- [WHAT IS NEEDED]
Look through the entries below and count the lines with "executed" in them; the reply is the number alone.

- [DATA SUPPLIED]
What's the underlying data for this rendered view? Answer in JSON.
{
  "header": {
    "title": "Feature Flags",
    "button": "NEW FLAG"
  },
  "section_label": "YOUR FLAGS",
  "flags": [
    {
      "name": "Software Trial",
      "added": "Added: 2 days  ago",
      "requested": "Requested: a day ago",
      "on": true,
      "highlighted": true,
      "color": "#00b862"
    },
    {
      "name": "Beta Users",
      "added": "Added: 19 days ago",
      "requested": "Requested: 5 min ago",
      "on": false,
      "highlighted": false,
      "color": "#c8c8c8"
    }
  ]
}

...

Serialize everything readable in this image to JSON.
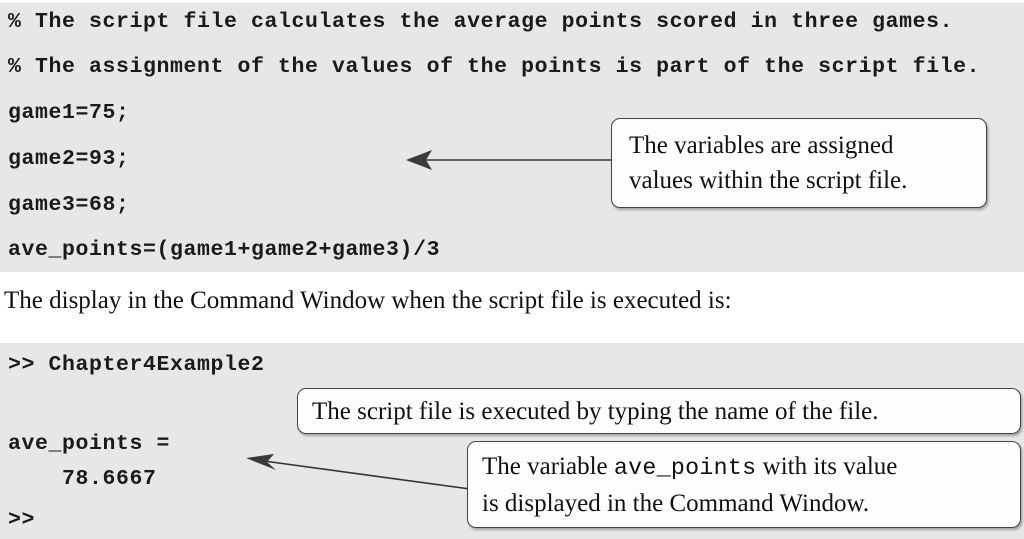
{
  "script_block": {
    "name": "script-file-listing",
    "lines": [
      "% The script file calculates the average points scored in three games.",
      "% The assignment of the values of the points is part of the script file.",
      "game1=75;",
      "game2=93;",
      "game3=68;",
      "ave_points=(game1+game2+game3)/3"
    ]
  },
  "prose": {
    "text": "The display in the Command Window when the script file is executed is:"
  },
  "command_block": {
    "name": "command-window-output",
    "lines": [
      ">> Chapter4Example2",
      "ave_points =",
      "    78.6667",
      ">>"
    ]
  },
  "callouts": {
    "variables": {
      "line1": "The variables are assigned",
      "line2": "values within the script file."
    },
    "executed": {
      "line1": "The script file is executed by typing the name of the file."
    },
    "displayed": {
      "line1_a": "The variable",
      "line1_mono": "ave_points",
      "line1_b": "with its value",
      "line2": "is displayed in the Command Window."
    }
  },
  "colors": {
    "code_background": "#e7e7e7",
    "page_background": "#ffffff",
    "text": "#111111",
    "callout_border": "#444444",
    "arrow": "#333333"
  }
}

- [FINISHED EXERCISE]
3